Albert Charkin (1937–2017)
The collection is timed to the 80th birthday of A. S. Charkin (1937—2017), People’s Artist of the Russian Federation, a sculptor, an educator, and a prominent public figure.
Albert Serafimovich was born in the Tula Oblast, after serving in the Navy he came to Leningrad to go back to school. The entire destiny of Charkin was associated with the city on the Neva.
In 1972, a young sculptor was admitted to the Union of Artists of the USSR. From 1987 to 1996, he was elected a deputy chairman of the board of the St. Petersburg Branch of the Union of Artists of Russia (until 1991 — Leningrad Branch of the Union). From 2001 to 2010, A. S. Charkin — the rector of the St. Petersburg State Academic Institute of Painting, Sculpture and Architecture named after I. Y. Repin.
Among the most known sculptor’s works are a monument to Peter I in the light hall of the Moscow Railway Station in St. Petersburg, a monument to S. Yesenin in the Tauride Garden, a portrait sculpture of V. Chkalov near the metro station “Chkalovskaya,” the bust of A. Gorchakov in the Alexander Garden, the sculpture of Gorodovoy — the 19th century city policeman of the Russian Empire tome at the intersection of Malaya Konyushennaya street and the Shwedsky Alleyway, as well as a monument to the Good Soldier Svejk on the Balkanskaya Square.

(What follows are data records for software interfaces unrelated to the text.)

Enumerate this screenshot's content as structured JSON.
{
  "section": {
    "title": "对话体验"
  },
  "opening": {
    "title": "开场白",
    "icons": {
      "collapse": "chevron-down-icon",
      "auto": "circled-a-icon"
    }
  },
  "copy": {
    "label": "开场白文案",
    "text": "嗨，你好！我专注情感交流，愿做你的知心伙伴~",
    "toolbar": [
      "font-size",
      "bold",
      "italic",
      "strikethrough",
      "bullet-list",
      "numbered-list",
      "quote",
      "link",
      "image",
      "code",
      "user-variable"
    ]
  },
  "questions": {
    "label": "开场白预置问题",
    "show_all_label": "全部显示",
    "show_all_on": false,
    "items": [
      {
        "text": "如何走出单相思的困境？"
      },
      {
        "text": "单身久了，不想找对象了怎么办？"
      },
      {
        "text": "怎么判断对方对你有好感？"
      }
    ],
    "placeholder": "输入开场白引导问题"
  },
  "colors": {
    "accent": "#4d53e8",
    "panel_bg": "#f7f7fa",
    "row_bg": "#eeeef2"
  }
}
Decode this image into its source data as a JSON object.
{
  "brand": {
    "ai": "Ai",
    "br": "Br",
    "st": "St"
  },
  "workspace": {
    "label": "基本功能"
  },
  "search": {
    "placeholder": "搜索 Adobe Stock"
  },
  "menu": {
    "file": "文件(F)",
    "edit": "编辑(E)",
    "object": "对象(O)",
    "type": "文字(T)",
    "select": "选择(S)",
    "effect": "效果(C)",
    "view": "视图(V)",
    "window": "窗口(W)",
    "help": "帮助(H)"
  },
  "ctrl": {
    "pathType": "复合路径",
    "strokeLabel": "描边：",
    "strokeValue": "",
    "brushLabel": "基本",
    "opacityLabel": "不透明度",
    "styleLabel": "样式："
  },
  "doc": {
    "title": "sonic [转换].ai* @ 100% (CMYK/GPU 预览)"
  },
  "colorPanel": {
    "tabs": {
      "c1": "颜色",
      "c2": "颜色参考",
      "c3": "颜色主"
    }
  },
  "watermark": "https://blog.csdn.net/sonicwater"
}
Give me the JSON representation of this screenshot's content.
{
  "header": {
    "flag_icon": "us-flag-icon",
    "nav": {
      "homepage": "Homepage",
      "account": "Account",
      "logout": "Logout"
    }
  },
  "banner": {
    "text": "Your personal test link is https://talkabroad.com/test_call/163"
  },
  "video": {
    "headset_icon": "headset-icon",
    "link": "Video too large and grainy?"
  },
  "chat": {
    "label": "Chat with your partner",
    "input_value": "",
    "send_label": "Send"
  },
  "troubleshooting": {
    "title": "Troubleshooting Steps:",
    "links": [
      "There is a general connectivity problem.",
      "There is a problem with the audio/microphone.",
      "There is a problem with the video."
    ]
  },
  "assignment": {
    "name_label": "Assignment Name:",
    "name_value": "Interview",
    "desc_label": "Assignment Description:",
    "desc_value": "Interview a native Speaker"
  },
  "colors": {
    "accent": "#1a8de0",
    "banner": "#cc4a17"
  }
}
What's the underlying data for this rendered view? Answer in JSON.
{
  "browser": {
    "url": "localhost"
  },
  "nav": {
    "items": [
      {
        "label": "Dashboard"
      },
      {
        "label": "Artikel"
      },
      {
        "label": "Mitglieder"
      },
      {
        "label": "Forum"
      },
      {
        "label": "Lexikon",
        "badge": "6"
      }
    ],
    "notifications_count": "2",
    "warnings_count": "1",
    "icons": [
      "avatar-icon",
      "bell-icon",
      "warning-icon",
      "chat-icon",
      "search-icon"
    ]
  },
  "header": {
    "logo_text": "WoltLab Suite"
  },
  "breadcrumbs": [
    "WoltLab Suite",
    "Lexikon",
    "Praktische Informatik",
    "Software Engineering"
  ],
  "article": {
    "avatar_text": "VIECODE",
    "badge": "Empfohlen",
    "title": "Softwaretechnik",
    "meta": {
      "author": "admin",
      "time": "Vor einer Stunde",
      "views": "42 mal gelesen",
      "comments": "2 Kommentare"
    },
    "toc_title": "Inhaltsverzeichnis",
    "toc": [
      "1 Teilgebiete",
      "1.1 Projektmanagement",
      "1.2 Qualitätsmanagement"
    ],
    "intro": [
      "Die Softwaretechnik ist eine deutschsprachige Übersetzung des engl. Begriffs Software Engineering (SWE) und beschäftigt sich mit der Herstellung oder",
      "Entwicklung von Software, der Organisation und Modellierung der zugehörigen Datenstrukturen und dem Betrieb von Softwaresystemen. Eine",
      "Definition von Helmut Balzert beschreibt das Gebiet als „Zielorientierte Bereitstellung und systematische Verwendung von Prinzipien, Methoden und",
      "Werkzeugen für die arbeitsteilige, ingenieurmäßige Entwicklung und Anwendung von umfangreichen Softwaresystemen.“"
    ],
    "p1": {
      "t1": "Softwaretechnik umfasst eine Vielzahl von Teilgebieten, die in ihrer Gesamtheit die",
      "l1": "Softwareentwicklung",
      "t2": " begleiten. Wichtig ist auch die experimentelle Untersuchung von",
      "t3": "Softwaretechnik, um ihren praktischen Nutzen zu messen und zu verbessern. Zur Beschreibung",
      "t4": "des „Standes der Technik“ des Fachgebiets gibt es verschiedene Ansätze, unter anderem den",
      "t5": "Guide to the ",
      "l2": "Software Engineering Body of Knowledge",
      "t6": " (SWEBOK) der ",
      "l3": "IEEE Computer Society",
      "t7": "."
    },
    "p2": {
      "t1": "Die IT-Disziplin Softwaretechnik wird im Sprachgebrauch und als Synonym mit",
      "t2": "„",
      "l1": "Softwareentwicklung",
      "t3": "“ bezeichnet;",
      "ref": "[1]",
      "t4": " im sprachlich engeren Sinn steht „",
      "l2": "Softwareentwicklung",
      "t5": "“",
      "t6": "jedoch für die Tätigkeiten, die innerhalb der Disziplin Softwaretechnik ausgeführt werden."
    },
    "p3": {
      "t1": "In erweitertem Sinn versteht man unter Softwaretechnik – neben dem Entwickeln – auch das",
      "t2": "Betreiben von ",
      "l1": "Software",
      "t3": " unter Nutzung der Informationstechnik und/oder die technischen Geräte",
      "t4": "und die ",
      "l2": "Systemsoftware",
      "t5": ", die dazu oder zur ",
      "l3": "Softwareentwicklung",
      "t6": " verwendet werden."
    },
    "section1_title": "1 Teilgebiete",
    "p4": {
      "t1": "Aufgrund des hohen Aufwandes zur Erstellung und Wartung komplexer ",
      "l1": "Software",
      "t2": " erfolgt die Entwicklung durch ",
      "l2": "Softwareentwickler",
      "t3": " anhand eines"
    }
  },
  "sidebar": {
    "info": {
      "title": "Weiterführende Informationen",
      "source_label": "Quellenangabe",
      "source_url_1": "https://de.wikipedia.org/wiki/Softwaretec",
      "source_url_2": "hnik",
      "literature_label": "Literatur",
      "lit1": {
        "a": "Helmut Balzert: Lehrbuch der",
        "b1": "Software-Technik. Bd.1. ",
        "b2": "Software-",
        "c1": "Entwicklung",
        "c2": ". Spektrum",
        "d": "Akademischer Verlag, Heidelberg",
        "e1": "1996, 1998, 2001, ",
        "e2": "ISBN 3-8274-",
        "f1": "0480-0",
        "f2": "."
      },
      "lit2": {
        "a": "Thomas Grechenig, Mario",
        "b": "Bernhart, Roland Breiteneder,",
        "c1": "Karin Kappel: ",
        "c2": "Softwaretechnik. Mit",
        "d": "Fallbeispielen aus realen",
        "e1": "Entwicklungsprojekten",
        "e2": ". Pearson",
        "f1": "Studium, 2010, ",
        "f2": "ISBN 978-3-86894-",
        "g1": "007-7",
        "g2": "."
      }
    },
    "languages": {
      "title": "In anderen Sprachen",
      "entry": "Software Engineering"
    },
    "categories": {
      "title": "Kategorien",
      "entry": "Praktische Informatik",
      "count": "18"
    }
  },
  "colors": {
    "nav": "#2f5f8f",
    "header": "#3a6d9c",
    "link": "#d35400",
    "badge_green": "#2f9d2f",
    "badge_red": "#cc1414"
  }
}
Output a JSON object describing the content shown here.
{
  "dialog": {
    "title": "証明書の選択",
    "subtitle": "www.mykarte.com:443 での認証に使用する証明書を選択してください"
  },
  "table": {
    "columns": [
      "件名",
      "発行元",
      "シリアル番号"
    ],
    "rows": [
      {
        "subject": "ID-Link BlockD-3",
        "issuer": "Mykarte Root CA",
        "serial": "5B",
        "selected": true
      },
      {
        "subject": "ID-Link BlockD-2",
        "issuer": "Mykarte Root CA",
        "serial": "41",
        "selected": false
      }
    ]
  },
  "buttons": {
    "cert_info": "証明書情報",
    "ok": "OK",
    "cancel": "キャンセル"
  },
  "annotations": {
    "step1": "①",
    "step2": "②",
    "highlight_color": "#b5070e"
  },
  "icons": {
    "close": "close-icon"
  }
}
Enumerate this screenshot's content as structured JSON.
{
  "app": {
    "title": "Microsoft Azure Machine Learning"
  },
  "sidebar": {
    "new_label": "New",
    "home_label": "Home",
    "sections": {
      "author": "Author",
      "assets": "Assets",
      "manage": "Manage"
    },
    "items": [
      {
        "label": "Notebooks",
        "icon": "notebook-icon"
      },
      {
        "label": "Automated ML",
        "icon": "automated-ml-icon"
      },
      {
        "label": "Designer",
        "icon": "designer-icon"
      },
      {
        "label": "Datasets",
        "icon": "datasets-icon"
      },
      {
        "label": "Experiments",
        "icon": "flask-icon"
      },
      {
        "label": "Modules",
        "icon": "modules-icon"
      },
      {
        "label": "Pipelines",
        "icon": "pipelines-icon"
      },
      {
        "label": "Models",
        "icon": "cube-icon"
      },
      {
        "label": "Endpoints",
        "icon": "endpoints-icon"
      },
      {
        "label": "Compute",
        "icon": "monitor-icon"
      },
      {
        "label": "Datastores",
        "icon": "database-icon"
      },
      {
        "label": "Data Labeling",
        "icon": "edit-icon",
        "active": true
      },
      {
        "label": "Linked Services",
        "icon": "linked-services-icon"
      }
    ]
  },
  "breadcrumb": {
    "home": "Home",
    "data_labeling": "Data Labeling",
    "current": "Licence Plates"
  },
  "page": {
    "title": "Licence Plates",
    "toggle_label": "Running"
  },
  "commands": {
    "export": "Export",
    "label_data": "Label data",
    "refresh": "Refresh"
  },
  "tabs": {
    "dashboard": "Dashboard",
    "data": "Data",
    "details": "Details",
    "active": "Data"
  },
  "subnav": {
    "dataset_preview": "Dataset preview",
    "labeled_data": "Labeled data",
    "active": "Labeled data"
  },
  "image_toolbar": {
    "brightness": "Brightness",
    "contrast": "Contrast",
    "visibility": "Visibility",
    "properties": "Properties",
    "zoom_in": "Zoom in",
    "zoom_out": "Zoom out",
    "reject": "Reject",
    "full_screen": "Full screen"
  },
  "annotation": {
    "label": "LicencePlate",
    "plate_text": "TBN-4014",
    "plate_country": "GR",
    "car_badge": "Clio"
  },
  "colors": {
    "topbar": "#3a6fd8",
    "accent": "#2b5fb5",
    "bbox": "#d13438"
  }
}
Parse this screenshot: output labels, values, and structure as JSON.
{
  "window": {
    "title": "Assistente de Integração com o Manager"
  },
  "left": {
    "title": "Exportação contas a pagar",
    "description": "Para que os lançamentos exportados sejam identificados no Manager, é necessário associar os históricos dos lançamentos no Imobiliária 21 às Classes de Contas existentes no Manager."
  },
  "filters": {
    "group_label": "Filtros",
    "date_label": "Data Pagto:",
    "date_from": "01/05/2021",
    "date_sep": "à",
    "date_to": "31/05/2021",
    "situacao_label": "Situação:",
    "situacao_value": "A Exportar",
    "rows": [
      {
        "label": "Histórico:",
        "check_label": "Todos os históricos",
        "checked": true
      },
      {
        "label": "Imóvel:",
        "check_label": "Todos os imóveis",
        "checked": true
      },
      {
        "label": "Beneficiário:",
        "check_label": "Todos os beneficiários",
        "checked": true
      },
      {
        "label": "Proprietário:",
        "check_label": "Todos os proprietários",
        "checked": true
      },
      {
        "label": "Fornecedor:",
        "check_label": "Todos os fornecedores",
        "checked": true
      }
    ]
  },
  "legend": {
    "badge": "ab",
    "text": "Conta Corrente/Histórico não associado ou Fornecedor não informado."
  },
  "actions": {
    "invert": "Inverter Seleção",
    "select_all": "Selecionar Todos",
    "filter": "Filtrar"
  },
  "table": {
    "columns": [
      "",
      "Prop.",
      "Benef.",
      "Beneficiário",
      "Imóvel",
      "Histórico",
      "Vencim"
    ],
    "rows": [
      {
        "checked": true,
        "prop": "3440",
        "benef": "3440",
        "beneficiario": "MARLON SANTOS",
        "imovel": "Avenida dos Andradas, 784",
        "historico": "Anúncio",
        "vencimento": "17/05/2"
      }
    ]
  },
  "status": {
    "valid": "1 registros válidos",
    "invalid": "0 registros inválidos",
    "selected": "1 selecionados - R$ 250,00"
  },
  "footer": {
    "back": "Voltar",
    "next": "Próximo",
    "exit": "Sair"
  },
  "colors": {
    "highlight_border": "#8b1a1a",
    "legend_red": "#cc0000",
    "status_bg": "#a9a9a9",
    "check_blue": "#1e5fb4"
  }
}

The high reliefs of the work of A. S. Charkin, V. D. Sveshnikov and B. A. Petrov adorned the obelisk to the “Hero-City of Leningrad” on the Vosstaniya Square. The sculptor actively contributed into the creation and put the finishing touches on the monument to Alexander Nevsky on the square of the same name. Materials relating to many of the named monuments were included in the collection. A selection of rare photographs depicting sculptures of small forms is worthy of special attention.
The collection includes the digital copies of documents, photographs, newspaper articles, thank you letters, certificates of merit, diplomas and other materials.
Overall, the collection numbers 91 entries.
Current collection included materials courtesy of sculptor’s daughter Maria Charkina.